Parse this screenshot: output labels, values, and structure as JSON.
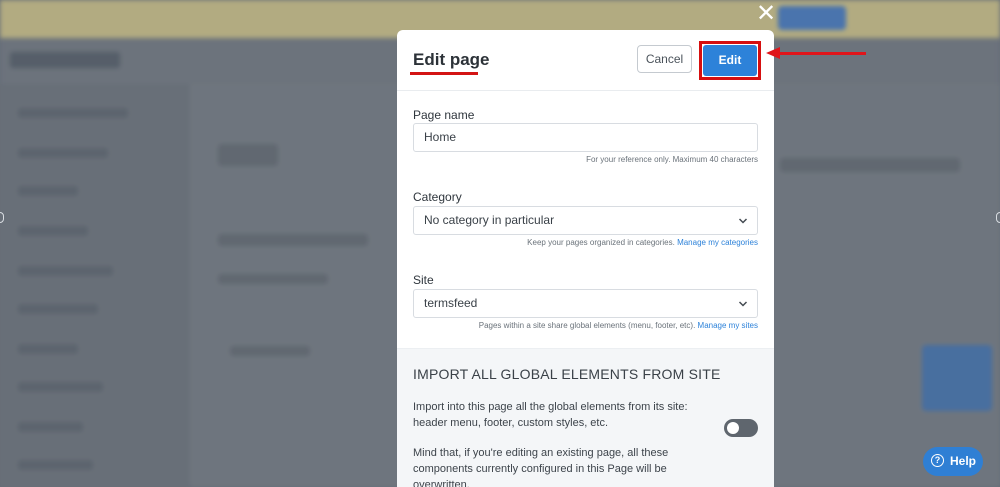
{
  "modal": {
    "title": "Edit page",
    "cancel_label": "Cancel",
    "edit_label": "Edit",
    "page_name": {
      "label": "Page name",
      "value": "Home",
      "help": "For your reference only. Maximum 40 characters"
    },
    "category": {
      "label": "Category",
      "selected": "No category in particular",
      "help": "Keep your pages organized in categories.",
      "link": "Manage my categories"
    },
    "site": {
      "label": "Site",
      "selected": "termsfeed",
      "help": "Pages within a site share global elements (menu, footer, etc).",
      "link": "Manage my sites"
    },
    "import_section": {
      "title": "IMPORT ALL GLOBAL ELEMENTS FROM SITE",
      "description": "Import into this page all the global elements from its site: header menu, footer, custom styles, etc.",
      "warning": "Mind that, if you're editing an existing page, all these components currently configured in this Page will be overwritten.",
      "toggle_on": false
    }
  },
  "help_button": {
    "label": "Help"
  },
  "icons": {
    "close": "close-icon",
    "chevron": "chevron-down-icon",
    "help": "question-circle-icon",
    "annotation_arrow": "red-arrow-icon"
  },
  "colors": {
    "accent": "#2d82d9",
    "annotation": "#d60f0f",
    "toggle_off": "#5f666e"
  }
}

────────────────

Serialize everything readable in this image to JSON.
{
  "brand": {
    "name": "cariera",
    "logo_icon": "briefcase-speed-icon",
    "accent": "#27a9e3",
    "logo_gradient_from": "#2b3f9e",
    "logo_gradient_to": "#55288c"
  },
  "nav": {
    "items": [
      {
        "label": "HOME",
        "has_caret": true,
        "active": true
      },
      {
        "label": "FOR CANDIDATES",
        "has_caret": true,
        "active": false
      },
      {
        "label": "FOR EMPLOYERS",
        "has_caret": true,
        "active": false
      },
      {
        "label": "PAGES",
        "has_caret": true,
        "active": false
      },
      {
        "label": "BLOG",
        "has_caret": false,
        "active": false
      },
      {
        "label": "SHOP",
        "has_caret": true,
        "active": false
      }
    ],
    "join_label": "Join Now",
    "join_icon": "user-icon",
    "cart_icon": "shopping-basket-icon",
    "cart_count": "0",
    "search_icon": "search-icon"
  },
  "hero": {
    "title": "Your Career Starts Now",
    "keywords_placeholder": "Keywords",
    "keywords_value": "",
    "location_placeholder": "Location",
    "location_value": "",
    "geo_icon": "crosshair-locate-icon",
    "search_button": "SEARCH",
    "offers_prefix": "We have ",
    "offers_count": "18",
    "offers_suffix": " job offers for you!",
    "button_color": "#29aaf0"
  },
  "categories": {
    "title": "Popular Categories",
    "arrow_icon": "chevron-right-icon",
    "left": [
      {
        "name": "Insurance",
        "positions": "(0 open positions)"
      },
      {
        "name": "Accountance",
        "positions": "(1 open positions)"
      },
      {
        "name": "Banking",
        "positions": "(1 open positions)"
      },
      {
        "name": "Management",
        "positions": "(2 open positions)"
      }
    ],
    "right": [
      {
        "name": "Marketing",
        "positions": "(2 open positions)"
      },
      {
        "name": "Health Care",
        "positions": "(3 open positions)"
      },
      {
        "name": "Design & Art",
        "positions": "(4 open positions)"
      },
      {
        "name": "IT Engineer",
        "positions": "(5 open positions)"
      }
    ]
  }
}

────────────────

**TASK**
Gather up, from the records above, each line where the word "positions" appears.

**RESPONSE BELOW**
        "positions": "(0 open positions)"
        "positions": "(1 open positions)"
        "positions": "(1 open positions)"
        "positions": "(2 open positions)"
        "positions": "(2 open positions)"
        "positions": "(3 open positions)"
        "positions": "(4 open positions)"
        "positions": "(5 open positions)"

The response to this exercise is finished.